**PROBLEM:**
Across all the records below, how many lines contain "black"? Respond with only the number.

☆ ☆ ☆ ☆ ☆

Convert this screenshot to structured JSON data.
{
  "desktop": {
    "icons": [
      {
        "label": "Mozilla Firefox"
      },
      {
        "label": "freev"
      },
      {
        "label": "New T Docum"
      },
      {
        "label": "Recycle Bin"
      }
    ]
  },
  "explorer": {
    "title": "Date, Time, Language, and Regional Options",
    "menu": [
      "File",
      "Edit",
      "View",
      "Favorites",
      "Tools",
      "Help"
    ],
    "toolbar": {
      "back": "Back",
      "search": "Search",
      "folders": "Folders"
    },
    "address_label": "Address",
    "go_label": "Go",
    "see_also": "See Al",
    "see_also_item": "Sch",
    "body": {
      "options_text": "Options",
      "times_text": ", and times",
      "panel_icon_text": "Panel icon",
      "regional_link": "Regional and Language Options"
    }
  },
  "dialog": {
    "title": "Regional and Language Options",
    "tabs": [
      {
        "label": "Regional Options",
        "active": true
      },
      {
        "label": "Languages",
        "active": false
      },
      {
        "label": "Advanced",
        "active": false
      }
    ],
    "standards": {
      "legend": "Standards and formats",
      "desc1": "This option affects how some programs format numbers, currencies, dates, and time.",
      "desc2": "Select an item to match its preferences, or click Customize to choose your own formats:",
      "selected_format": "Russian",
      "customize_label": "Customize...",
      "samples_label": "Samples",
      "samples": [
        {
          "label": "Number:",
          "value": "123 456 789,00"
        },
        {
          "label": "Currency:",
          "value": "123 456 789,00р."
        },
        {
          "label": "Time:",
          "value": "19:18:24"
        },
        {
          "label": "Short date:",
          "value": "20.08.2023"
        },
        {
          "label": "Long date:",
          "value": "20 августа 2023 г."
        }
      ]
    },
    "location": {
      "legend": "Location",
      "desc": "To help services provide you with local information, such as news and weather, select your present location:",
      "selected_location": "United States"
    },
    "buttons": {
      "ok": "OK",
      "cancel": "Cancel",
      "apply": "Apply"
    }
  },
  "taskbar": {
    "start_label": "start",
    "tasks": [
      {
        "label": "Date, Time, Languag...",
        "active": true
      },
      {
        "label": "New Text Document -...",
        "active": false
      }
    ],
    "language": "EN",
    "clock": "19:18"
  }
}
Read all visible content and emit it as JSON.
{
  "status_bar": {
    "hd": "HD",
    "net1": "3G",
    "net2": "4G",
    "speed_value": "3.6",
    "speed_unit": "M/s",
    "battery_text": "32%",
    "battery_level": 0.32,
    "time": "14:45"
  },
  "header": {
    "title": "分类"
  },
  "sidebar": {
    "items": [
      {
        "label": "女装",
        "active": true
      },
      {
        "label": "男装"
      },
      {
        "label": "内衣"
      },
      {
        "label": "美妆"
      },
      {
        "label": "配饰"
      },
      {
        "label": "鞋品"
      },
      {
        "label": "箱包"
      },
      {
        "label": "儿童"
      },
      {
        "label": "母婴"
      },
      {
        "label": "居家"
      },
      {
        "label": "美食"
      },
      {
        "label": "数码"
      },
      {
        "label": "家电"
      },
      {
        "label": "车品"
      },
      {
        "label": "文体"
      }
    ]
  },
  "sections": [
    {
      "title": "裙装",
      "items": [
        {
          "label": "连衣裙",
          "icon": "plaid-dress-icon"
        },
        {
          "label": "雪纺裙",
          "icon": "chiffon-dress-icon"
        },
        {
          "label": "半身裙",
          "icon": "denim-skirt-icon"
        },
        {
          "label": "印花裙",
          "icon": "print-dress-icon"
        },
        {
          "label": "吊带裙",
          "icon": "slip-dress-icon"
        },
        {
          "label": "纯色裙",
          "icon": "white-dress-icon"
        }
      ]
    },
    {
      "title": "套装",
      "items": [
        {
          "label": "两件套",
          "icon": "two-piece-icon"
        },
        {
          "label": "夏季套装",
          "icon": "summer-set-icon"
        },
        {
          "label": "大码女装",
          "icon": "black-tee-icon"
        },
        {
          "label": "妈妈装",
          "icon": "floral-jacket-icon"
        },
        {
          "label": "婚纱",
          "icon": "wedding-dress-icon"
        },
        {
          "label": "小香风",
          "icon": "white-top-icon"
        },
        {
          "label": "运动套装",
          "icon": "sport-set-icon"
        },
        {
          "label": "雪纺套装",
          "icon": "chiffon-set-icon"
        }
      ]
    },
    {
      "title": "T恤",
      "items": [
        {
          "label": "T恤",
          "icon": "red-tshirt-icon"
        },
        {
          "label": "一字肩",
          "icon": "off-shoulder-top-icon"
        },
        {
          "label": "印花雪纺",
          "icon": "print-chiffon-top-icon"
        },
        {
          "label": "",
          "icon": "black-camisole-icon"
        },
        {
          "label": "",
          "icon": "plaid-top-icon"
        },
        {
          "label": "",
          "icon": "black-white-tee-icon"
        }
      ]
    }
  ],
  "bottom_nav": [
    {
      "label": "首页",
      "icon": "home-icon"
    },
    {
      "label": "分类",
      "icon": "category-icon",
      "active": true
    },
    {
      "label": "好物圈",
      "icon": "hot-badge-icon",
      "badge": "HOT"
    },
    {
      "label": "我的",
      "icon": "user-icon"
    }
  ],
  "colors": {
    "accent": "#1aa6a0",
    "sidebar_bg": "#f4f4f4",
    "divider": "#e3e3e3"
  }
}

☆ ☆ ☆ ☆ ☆

**TASK RESPONSE:**
3